"Call 911!” the dog walker told Kasinskas.
The moment marked the end of the 13-year-old’s escape after being held captive for months.
“Jayme is safe!” Barron County Sheriff Chris Fitzgerald said on Friday. “It’s amazing, the will of that 13-year-old girl to survive and escape.”
Jake Thomas Patterson, 21, of Gordon, Wis., was arrested soon thereafter, and charged with two counts of first-degree intentional homicide in the killings of Jayme’s parents and one count of kidnapping. Jayme, officials said, had escaped from a home while Patterson was out.
They found Patterson in his car, “driving around,” apparently out looking for her, Fitzgerald said.
Officials said Patterson had planned his actions and prepared for kidnapping the teen. They said there is nothing to indicate that he knew or had contact with the family before the incident, and said they do not know how he came to fixate on Jayme.
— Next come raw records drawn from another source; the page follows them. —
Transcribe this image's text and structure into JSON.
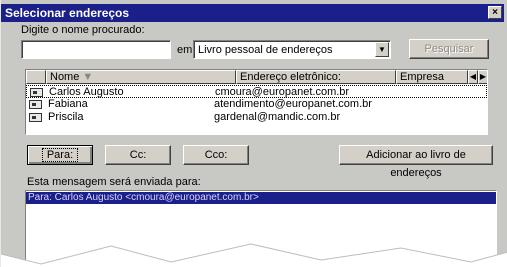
{
  "window": {
    "title": "Selecionar endereços",
    "close_glyph": "×"
  },
  "search": {
    "label": "Digite o nome procurado:",
    "value": "",
    "in_label": "em",
    "source_select": "Livro pessoal de endereços",
    "search_button": "Pesquisar"
  },
  "list": {
    "columns": [
      "Nome",
      "Endereço eletrônico:",
      "Empresa"
    ],
    "rows": [
      {
        "name": "Carlos Augusto",
        "email": "cmoura@europanet.com.br",
        "company": ""
      },
      {
        "name": "Fabiana",
        "email": "atendimento@europanet.com.br",
        "company": ""
      },
      {
        "name": "Priscila",
        "email": "gardenal@mandic.com.br",
        "company": ""
      }
    ]
  },
  "buttons": {
    "para": "Para:",
    "cc": "Cc:",
    "cco": "Cco:",
    "add_book": "Adicionar ao livro de endereços"
  },
  "recipients": {
    "label": "Esta mensagem será enviada para:",
    "entries": [
      "Para: Carlos Augusto <cmoura@europanet.com.br>"
    ]
  }
}
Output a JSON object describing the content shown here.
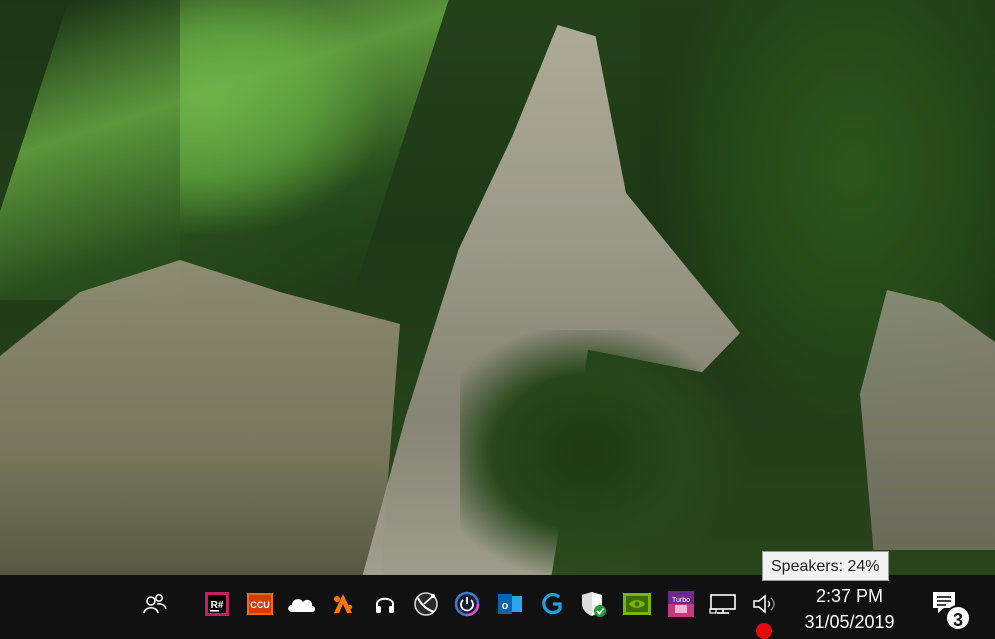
{
  "tooltip": {
    "text": "Speakers: 24%"
  },
  "taskbar": {
    "tray_icons": [
      {
        "name": "people-icon"
      },
      {
        "name": "resharper-icon",
        "label": "R#"
      },
      {
        "name": "ccu-icon",
        "label": "CCU"
      },
      {
        "name": "onedrive-icon"
      },
      {
        "name": "avast-icon"
      },
      {
        "name": "headphones-icon"
      },
      {
        "name": "satellite-dish-icon"
      },
      {
        "name": "power-app-icon"
      },
      {
        "name": "outlook-icon",
        "label": "o"
      },
      {
        "name": "logitech-g-icon"
      },
      {
        "name": "windows-security-icon"
      },
      {
        "name": "nvidia-icon"
      },
      {
        "name": "turbo-app-icon",
        "label": "Turbo"
      },
      {
        "name": "network-icon"
      },
      {
        "name": "speaker-icon"
      }
    ],
    "clock": {
      "time": "2:37 PM",
      "date": "31/05/2019"
    },
    "notifications": {
      "count": "3"
    }
  },
  "colors": {
    "taskbar": "#111111",
    "record_indicator": "#e30b0b",
    "tooltip_bg": "#f2f2f2"
  }
}
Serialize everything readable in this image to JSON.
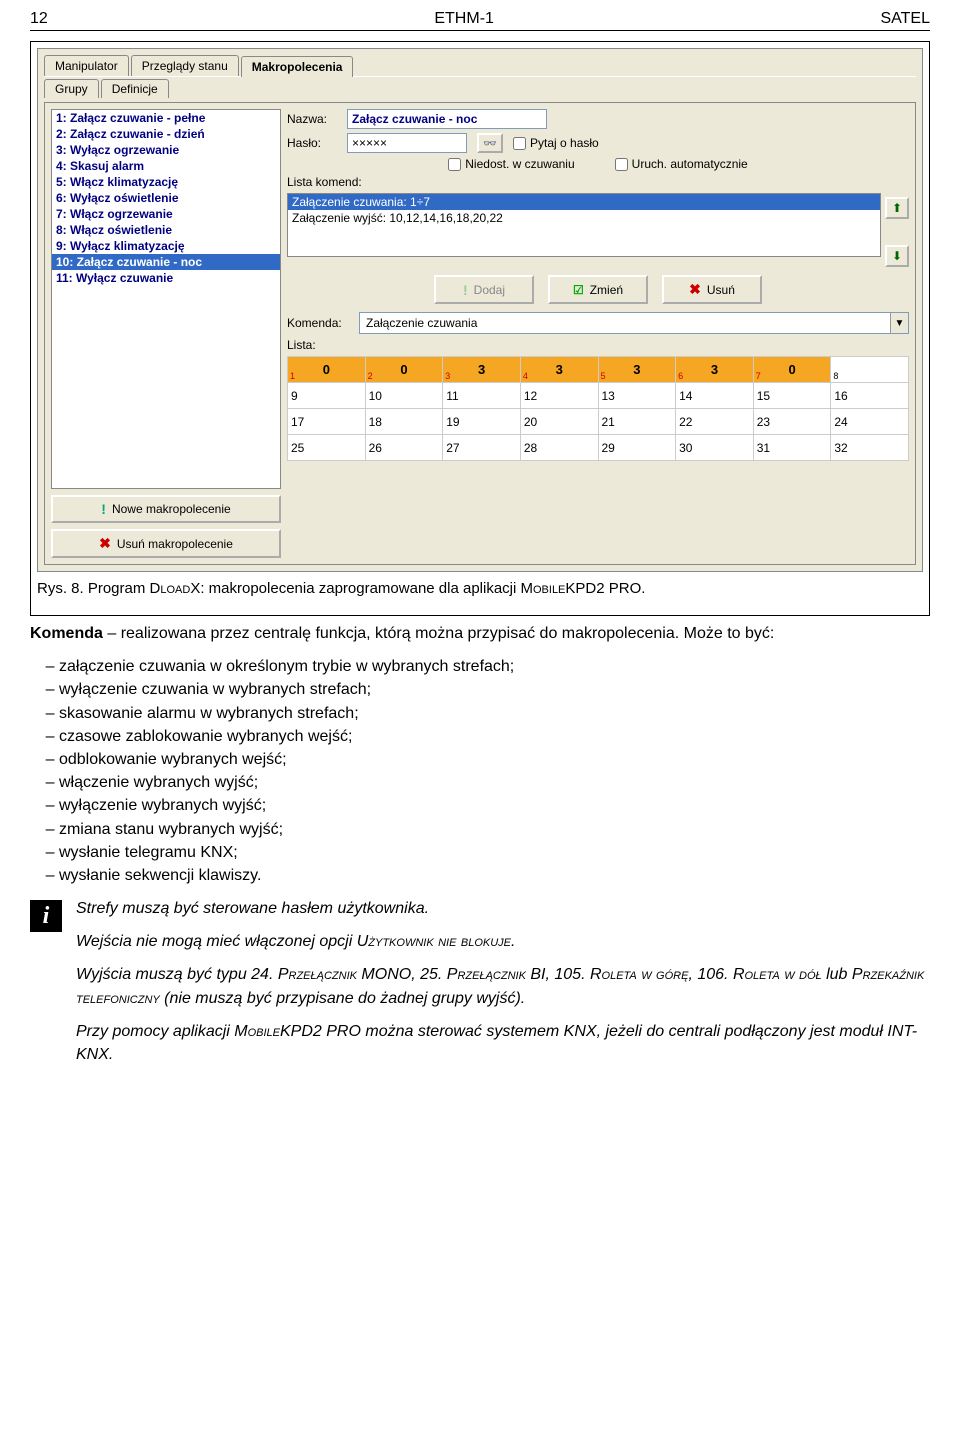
{
  "header": {
    "left": "12",
    "center": "ETHM-1",
    "right": "SATEL"
  },
  "tabs": {
    "t1": "Manipulator",
    "t2": "Przeglądy stanu",
    "t3": "Makropolecenia"
  },
  "subtabs": {
    "s1": "Grupy",
    "s2": "Definicje"
  },
  "macro_list": [
    "1: Załącz czuwanie - pełne",
    "2: Załącz czuwanie - dzień",
    "3: Wyłącz ogrzewanie",
    "4: Skasuj alarm",
    "5: Włącz klimatyzację",
    "6: Wyłącz oświetlenie",
    "7: Włącz ogrzewanie",
    "8: Włącz oświetlenie",
    "9: Wyłącz klimatyzację",
    "10: Załącz czuwanie - noc",
    "11: Wyłącz czuwanie"
  ],
  "macro_selected_index": 9,
  "left_buttons": {
    "new": "Nowe makropolecenie",
    "del": "Usuń makropolecenie"
  },
  "form": {
    "nazwa_label": "Nazwa:",
    "nazwa_value": "Załącz czuwanie - noc",
    "haslo_label": "Hasło:",
    "haslo_value": "×××××",
    "pytaj": "Pytaj o hasło",
    "niedost": "Niedost. w czuwaniu",
    "uruch": "Uruch. automatycznie",
    "lista_komend": "Lista komend:",
    "komenda_label": "Komenda:",
    "komenda_value": "Załączenie czuwania",
    "lista_label": "Lista:"
  },
  "cmd_list": [
    "Załączenie czuwania: 1÷7",
    "Załączenie wyjść: 10,12,14,16,18,20,22"
  ],
  "cmd_selected_index": 0,
  "action_buttons": {
    "add": "Dodaj",
    "change": "Zmień",
    "del": "Usuń"
  },
  "grid": {
    "row1": [
      {
        "n": "1",
        "v": "0"
      },
      {
        "n": "2",
        "v": "0"
      },
      {
        "n": "3",
        "v": "3"
      },
      {
        "n": "4",
        "v": "3"
      },
      {
        "n": "5",
        "v": "3"
      },
      {
        "n": "6",
        "v": "3"
      },
      {
        "n": "7",
        "v": "0"
      },
      {
        "n": "8",
        "v": ""
      }
    ],
    "rows": [
      [
        "9",
        "10",
        "11",
        "12",
        "13",
        "14",
        "15",
        "16"
      ],
      [
        "17",
        "18",
        "19",
        "20",
        "21",
        "22",
        "23",
        "24"
      ],
      [
        "25",
        "26",
        "27",
        "28",
        "29",
        "30",
        "31",
        "32"
      ]
    ]
  },
  "caption": {
    "prefix": "Rys. 8. Program ",
    "app1": "DloadX",
    "mid": ": makropolecenia zaprogramowane dla aplikacji ",
    "app2": "MobileKPD2 PRO",
    "suffix": "."
  },
  "body": {
    "defn_term": "Komenda",
    "defn_rest": " – realizowana przez centralę funkcja, którą można przypisać do makropolecenia. Może to być:",
    "bullets": [
      "załączenie czuwania w określonym trybie w wybranych strefach;",
      "wyłączenie czuwania w wybranych strefach;",
      "skasowanie alarmu w wybranych strefach;",
      "czasowe zablokowanie wybranych wejść;",
      "odblokowanie wybranych wejść;",
      "włączenie wybranych wyjść;",
      "wyłączenie wybranych wyjść;",
      "zmiana stanu wybranych wyjść;",
      "wysłanie telegramu KNX;",
      "wysłanie sekwencji klawiszy."
    ]
  },
  "notes": {
    "n1": "Strefy muszą być sterowane hasłem użytkownika.",
    "n2_a": "Wejścia nie mogą mieć włączonej opcji ",
    "n2_sc": "Użytkownik nie blokuje",
    "n2_b": ".",
    "n3_a": "Wyjścia muszą być typu 24. ",
    "n3_sc1": "Przełącznik MONO",
    "n3_b": ", 25. ",
    "n3_sc2": "Przełącznik BI",
    "n3_c": ", 105. ",
    "n3_sc3": "Roleta w górę",
    "n3_d": ", 106. ",
    "n3_sc4": "Roleta w dół",
    "n3_e": " lub ",
    "n3_sc5": "Przekaźnik telefoniczny",
    "n3_f": " (nie muszą być przypisane do żadnej grupy wyjść).",
    "n4_a": "Przy pomocy aplikacji ",
    "n4_sc": "MobileKPD2 PRO",
    "n4_b": " można sterować systemem KNX, jeżeli do centrali podłączony jest moduł INT-KNX."
  }
}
Fitzgerald said investigators believe Patterson killed Jayme’s parents and then abducted her. They said they were in the process of confirming that a shotgun recovered in their investigation was the one used the night of the crime.
The Closs' door had been shot open; Patterson had shaved his head so as not to leave hair behind, Fitzgerald said.
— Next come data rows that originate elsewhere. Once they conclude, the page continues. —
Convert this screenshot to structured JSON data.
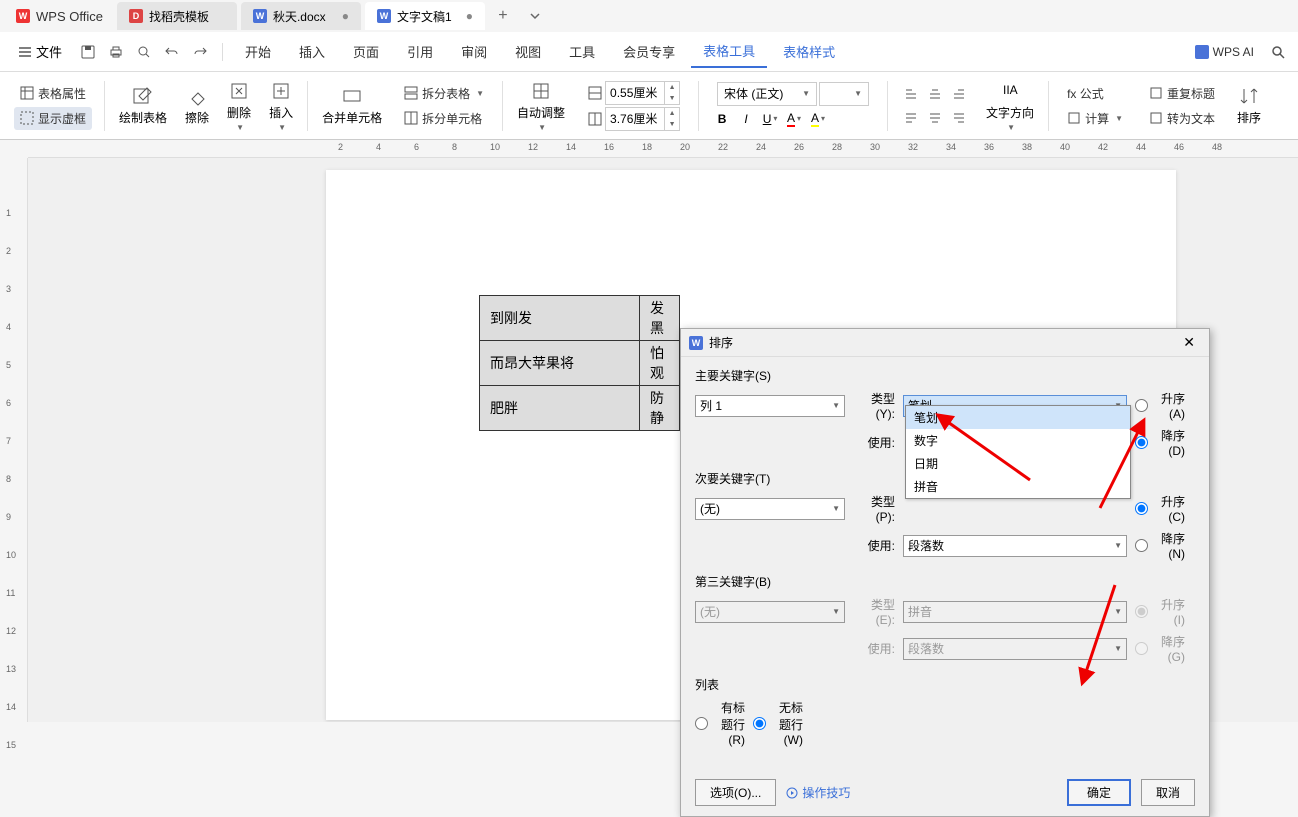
{
  "app": {
    "name": "WPS Office"
  },
  "tabs": [
    {
      "label": "找稻壳模板",
      "icon": "D"
    },
    {
      "label": "秋天.docx",
      "icon": "W",
      "modified": true
    },
    {
      "label": "文字文稿1",
      "icon": "W",
      "modified": true,
      "active": true
    }
  ],
  "menu": {
    "file": "文件",
    "items": [
      "开始",
      "插入",
      "页面",
      "引用",
      "审阅",
      "视图",
      "工具",
      "会员专享"
    ],
    "active": "表格工具",
    "sub": "表格样式",
    "ai": "WPS AI"
  },
  "ribbon": {
    "table_props": "表格属性",
    "show_grid": "显示虚框",
    "draw_table": "绘制表格",
    "erase": "擦除",
    "delete": "删除",
    "insert": "插入",
    "merge": "合并单元格",
    "split_table": "拆分表格",
    "split_cell": "拆分单元格",
    "autofit": "自动调整",
    "height": "0.55厘米",
    "width": "3.76厘米",
    "font": "宋体 (正文)",
    "font_size": "",
    "text_dir": "文字方向",
    "formula": "fx 公式",
    "calc": "计算",
    "repeat_header": "重复标题",
    "to_text": "转为文本",
    "sort": "排序"
  },
  "table": {
    "rows": [
      [
        "到刚发",
        "发黑"
      ],
      [
        "而昂大苹果将",
        "怕观"
      ],
      [
        "肥胖",
        "防静"
      ]
    ]
  },
  "dialog": {
    "title": "排序",
    "primary_label": "主要关键字(S)",
    "secondary_label": "次要关键字(T)",
    "third_label": "第三关键字(B)",
    "type_label_y": "类型(Y):",
    "type_label_p": "类型(P):",
    "type_label_e": "类型(E):",
    "use_label": "使用:",
    "col1": "列 1",
    "none": "(无)",
    "stroke": "笔划",
    "pinyin": "拼音",
    "para": "段落数",
    "asc_a": "升序(A)",
    "desc_d": "降序(D)",
    "asc_c": "升序(C)",
    "desc_n": "降序(N)",
    "asc_i": "升序(I)",
    "desc_g": "降序(G)",
    "list_label": "列表",
    "has_header": "有标题行(R)",
    "no_header": "无标题行(W)",
    "options": "选项(O)...",
    "tips": "操作技巧",
    "ok": "确定",
    "cancel": "取消"
  },
  "dropdown": {
    "items": [
      "笔划",
      "数字",
      "日期",
      "拼音"
    ]
  },
  "ruler_h": [
    2,
    4,
    6,
    8,
    10,
    12,
    14,
    16,
    18,
    20,
    22,
    24,
    26,
    28,
    30,
    32,
    34,
    36,
    38,
    40,
    42,
    44,
    46,
    48
  ],
  "ruler_v": [
    1,
    2,
    3,
    4,
    5,
    6,
    7,
    8,
    9,
    10,
    11,
    12,
    13,
    14,
    15
  ]
}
Patterson had worked for less than two days at a turkey processing plant where Closs’s parents worked, but the sheriff said he did not have any contact with them.
Fitzgerald said officials did not yet know how she escaped, saying only that she had been released from the hospital and being reunited with family.
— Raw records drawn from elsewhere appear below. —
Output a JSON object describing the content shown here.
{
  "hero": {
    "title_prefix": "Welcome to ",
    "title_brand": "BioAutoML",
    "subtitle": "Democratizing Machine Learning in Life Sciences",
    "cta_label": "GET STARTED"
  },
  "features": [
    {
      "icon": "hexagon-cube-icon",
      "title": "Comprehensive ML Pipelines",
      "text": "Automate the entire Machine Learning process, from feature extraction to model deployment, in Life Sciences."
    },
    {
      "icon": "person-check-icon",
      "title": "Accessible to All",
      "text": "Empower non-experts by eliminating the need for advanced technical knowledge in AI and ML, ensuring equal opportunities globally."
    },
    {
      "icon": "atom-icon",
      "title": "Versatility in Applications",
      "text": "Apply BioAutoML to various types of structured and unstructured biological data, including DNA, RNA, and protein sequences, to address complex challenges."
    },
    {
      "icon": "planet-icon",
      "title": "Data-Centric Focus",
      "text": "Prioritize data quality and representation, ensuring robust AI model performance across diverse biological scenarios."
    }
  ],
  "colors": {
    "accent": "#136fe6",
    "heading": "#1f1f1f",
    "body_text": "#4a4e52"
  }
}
“Jayme is the hero in this case, there’s no question about it,” he said. “She’s the one that helped us break the case.”
He did not give further details.
It had been nearly three months since she went missing from her home in Barron, where her parents were found dead. Jayme had been at home when the killing took place, Fitzgerald said.
Kristin and her husband Peter Kasinskas described to the Minneapolis Star Tribune the experience of seeing Jayme on their doorstep. The killing of Jayme’s family and her own disappearance had been a major subject of news and attention in the area.
"I honestly still think I’m dreaming right now,” Peter Kasinskas told the Star Tribune. “It was like I was seeing a ghost.”
Jayme was invited inside and offered food and water, which she declined, the newspaper reported. She played with the neighbors' puppy, Penny, and waited for police to arrive. Kristin Kasinskas told CNN that Jayme told them that she had been held captive not far away.
“She said to us that, ‘This person killed my parents and took me,’” Kasinskas later told CNN. “She said that this person usually hides her or hides her when others are near, or when he has to leave the household."
Jeff Closs, Jayme’s uncle, said that the teen’s return was shocking.
“You’re not sure if she’s going to be found,” he told NBC affiliate KARE, “and when you actually hear it, it’s just unbelievable. We’re all just so grateful and happy. We thought it was going to be a different ending.”
Jayme’s aunt, Jen Smith, said Friday on ABC’s “Good Morning America” that when she heard that her niece had been found alive, “I just cried lots of happy tears. I just wanted to scream very loudly.”
“I’m going to give her the biggest hug and tell her that I’m here for her and that I love her very much,” she said on the morning show.
In a newly released photo, the teen is seen smiling with Smith.
Local, state and federal investigators searched for the teen for months.
The incident unfolded around 1 a.m. on Oct. 15, when police received a 911 call from Closs’s home.
They found her parents, 56-year-old James Closs and 46-year-old Denise Closs, dead from gunshot wounds when they arrived. They did not find Jayme or a suspect or gun, they said at the time.
An Amber Alert for her was issued that afternoon.
The girl’s name rose to the top of the FBI’s missing persons list, and authorities offered a $50,000 reward for information leading to her recovery.
Some 2,000 volunteers took part in searching rural Barron for the girl.
The National Center for Missing and Exploited Children said it was “overjoyed” that Closs was found alive.
“Jayme is an example of why we never lose hope and never stop searching,” the organization said on Facebook.